'He who fully understands and accepts himself harnesses the power and beauty of a thousand thoroughbreds' Anon
During psychotherapy, the therapist listens deeply, identifies patterns and possible root causes, and gently questions her client with a view to helping them develop self-awareness and self-understanding.
Some of the problems that psychotherapy can help to address:
Longer term feelings of depression, anxiety, anger towards self or others, guilt, low self-esteem, self doubt, low self-confidence and a lack of motivation, meaning or purpose can be addressed through psychotherapy.
As the client develops compassion and understanding towards themselves, modelled by the therapist, they start to nurture self-love. In turn, this self-love makes the client stronger and more clear-sighted in how they relate to other people.
How does psychotherapy differ from counselling?
While counselling is helpful in response to particular life events, changes and challenges, psychotherapy is more typically used when someone is struggling even though they are not presently going through a difficult life event. It can feel as if the cause ‘goes way back’, often to childhood, and that the problems are more deep-rooted than having to deal with something challenging in the present time.
What happens in a session?
I listen deeply as you talk about your feelings and your life story. Our emotions can be signposts to what has hurt and disempowered us in our past. Together, we look for patterns in your behaviour and we start to identify the life experiences from which you built your self-construct which is your understanding of yourself and your sense of your place in the world and how you relate to people. We start to identify what might be the root causes of any false or limiting beliefs which you have about yourself.
What are the aims of psychotherapy?
Understanding oneself enables one to understand others and then how best to respond and communicate with them.
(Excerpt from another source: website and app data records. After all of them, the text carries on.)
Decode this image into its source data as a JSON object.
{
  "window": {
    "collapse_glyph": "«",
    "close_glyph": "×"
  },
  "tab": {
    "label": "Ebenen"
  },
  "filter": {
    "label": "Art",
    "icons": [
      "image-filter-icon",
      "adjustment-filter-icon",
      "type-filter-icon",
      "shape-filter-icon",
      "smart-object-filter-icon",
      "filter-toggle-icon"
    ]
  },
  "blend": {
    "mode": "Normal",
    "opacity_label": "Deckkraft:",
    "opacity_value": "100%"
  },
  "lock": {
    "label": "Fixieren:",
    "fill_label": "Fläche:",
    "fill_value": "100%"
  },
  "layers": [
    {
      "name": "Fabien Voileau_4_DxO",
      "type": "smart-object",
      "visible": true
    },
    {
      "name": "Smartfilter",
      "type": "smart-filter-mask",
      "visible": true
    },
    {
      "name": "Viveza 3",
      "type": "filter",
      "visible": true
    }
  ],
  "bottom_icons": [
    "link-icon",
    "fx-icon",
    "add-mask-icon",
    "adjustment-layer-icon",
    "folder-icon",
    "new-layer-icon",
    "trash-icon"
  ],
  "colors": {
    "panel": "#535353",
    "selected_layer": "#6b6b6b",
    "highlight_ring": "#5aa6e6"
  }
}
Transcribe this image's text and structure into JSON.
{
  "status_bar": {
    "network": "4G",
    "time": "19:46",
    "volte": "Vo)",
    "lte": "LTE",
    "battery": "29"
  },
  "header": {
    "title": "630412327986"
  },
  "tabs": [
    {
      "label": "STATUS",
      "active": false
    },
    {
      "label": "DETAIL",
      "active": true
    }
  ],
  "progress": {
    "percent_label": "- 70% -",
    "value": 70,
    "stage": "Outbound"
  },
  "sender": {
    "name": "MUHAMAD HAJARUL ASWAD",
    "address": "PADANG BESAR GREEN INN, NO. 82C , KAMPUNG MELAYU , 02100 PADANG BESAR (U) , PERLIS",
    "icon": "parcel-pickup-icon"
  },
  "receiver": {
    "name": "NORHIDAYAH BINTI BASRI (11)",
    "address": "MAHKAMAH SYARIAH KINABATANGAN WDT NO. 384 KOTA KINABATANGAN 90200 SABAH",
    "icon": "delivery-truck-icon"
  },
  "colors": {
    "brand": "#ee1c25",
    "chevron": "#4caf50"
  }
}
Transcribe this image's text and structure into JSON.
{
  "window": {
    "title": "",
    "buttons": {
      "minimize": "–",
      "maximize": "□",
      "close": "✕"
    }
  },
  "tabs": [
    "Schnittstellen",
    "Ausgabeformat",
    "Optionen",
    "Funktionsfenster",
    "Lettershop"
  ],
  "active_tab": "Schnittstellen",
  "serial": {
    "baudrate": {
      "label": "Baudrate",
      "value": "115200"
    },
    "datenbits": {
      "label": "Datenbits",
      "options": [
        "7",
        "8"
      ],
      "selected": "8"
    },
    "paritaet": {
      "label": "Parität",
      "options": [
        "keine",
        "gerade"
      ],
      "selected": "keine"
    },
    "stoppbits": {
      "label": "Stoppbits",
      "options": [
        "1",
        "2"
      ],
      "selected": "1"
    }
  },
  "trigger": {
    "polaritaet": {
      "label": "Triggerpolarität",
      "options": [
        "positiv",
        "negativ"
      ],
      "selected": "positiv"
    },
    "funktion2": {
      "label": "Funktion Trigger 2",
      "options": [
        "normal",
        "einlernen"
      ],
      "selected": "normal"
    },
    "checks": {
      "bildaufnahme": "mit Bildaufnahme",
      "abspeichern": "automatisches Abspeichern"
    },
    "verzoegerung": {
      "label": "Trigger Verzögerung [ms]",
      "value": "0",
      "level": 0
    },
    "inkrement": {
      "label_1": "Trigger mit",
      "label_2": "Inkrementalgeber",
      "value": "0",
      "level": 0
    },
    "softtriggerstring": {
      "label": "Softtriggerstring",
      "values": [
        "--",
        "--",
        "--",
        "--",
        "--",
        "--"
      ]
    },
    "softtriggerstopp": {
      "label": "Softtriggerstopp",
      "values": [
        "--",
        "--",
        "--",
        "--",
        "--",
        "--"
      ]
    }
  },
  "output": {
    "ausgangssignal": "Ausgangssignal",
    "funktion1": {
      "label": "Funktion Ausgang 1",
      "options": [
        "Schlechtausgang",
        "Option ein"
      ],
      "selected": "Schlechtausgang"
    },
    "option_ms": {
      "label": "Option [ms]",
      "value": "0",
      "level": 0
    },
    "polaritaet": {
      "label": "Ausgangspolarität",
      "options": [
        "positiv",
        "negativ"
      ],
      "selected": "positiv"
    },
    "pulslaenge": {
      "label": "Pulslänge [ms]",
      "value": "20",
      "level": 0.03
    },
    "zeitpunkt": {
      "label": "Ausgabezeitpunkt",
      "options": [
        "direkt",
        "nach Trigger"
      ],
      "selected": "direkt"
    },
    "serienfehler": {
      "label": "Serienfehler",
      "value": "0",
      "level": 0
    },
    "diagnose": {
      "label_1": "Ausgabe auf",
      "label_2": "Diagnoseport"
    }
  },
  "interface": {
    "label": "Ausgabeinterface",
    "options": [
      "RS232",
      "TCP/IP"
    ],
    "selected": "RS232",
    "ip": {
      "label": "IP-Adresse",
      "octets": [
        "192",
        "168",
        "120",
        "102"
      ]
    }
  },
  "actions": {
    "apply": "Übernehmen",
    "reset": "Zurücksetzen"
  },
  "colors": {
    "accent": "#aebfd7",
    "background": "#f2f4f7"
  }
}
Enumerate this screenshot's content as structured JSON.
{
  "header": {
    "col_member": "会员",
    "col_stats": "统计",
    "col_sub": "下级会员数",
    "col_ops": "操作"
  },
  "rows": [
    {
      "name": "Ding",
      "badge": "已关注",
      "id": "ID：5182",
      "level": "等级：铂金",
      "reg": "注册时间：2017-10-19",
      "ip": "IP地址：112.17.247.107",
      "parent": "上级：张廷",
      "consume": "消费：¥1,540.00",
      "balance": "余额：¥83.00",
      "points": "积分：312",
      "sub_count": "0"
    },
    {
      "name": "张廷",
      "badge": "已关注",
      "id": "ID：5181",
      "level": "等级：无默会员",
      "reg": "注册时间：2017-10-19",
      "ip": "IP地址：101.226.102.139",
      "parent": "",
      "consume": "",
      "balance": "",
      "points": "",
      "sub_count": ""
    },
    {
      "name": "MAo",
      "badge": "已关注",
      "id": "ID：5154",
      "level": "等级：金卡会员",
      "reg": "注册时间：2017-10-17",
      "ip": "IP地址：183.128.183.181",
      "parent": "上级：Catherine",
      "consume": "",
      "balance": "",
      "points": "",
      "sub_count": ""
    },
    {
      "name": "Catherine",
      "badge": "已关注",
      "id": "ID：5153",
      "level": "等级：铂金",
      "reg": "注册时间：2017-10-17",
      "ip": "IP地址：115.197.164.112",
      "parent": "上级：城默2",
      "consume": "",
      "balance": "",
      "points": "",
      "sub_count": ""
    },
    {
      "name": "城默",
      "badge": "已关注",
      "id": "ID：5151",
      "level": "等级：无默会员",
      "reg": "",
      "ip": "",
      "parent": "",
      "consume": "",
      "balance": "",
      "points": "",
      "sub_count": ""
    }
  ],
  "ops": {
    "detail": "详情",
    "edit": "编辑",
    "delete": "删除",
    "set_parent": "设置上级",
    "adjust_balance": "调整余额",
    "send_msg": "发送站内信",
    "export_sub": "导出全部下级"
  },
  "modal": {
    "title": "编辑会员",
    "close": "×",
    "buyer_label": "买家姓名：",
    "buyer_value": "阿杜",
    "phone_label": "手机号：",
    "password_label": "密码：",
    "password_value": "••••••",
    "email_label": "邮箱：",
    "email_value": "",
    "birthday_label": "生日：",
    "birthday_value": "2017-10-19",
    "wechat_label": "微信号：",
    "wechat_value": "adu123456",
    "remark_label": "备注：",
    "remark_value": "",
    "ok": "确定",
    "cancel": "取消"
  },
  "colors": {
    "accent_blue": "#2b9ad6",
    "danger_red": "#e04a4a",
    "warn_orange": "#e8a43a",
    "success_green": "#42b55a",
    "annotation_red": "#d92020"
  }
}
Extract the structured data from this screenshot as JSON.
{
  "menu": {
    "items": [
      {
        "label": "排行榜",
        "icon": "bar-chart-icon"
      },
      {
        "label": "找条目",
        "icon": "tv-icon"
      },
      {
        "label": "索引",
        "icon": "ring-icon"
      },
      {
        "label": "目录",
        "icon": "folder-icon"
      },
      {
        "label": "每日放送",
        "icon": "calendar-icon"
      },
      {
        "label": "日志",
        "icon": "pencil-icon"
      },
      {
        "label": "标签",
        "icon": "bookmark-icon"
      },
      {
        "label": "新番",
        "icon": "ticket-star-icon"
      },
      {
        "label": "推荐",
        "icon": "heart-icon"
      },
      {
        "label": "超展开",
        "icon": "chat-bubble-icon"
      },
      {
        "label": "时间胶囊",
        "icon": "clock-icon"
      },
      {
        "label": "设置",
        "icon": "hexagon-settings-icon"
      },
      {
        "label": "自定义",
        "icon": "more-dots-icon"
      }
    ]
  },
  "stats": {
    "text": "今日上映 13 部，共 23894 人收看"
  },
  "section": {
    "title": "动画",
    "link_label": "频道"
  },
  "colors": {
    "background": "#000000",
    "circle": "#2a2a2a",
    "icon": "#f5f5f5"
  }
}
Increased self-awareness allows us to keep and develop the aspects of self which serve us well, whilst starting to release that which is not helpful.
How does it help me?
As you develop your understanding of yourself and the way that your past has influenced you, its power over you starts to diminish. It can feel as if you start to take up the reins of your own life. You see yourself through fresh eyes and recognise what from your past needs processing and repatterning. With each new insight, the negative thoughts and emotions which .were drowning out who you truly are start to break down and allow for a positive sense of self to form in their place.
I've heard that psychotherapy can take a long time to be effective. Is that true?
Some forms of psychotherapy are thought of as working slowly with clients needing therapy for several months or even longer before experiencing significant benefits. This is why I often recommend using psychotherapy in conjunction with hypnotherapy. These two therapies complement each other especially well because while psychotherapy identifies the root causes which need addressing, hypnotherapy can be the therapeutic tool for more rapid change.
With the help of your therapist, negative unconscious and self-limiting beliefs are replaced with positive ones called suggestions in order to free you from stuck feelings and behaviours.
It’s about knowing and understanding who we are, loving ourselves unconditionally and taking back control.